Check for dehydration
  Lift your dog’s lips and look at their gums. Gums should be pink and slick. That is, wet in appearance instead of dry. If you’re not sure, press on your dog’s gums until you see the color change. Remove your finger, and note how long it takes for color to come back. Color should come back immediately. If it takes a couple of moments, your dog could be dehydrated. 
  You can also pull at the scruff of their neck, the way a mother animal may lift their young. If the skin snaps back, they should be fine. If it takes a long time for the skin to retract, they could be dehydrated.

How to prevent and treat dehydration
  If your dog is showing the above signs of dehydration, it’s time to take their condition seriously. Many people offer their dehydrated dogs unflavored Pedialyte, which is a child’s electrolyte drink. Even if your dog is drinking water, it sometimes isn’t enough, and Pedialyte will help replace electrolytes they may have lost from vomiting. Other dog-friendly products like Rebound may also help.
  If they won’t drink it on their own, you may wish to use a feeding syringe (needle-less) to feed them the Pedialyte. Put the syringe into the side of the mouth, between the cheek and gums, and go slowly to prevent your dog from choking or breathing in the liquid. Be careful, take it slowly, and keep them calm. Really sick dogs sometimes don't have the greatest gag reflex, and aspiraton of these liquids can be dangerous.
  How much should you give?
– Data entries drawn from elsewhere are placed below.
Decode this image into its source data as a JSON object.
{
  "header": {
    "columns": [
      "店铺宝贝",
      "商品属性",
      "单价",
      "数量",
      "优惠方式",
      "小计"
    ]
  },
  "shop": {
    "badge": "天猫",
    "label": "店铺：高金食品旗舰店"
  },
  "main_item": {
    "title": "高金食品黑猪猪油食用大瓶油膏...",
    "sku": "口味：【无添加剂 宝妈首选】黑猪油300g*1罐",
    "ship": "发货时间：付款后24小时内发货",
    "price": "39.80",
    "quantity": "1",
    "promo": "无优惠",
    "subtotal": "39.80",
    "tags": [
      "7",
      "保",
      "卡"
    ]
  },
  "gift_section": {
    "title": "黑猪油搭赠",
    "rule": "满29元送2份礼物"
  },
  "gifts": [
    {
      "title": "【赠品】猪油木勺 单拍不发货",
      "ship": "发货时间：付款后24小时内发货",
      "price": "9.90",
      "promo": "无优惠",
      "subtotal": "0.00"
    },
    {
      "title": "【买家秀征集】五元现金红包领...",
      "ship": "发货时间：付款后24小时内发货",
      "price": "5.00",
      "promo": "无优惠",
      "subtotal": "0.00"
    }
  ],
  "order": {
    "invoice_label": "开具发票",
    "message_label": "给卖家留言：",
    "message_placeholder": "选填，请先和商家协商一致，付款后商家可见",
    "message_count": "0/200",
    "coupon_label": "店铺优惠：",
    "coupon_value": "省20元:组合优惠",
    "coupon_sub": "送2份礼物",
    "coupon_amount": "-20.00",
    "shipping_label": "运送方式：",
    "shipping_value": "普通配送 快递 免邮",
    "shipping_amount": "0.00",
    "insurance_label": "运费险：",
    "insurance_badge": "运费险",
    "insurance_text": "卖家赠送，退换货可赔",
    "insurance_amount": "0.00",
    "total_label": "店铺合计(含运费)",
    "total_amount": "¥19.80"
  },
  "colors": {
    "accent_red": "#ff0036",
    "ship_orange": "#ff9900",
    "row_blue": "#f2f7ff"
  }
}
A dose to help a dog maintain hydration should be at least 15 mL per pound of body weight per day. This can turn out to be quite a bit of fluid to deliver with a syringe, so you may want to divide the dose into 4 a day.

You can also simply take your dog to the vet, where they'll be able to treat dehydrated dogs by delivering fluids under the skin.

 If this works then you should build the tastes up slowly from bland food to normal stronger tasting foods but always keeping to what your dog is comfortable with, if you do too much too soon then your dog will become ill again so take it slowly.


If this doesn't work then try to feed them sufficient amounts of water if nothing else. When a dog is unwell they may have other symptoms like diarrhea which will cause them to become dehydrated easily and set them up for more misery so try to maintain good hydration levels, which in turn will maintain your dog's happiness.


If all else fails and nothing seems to be working then you should contact your vet and seek advice there, if you do not then you risk your dogs health and bodyweight deteriorating and there may be other difficulties to overcome before your dog will start to become better.

Read More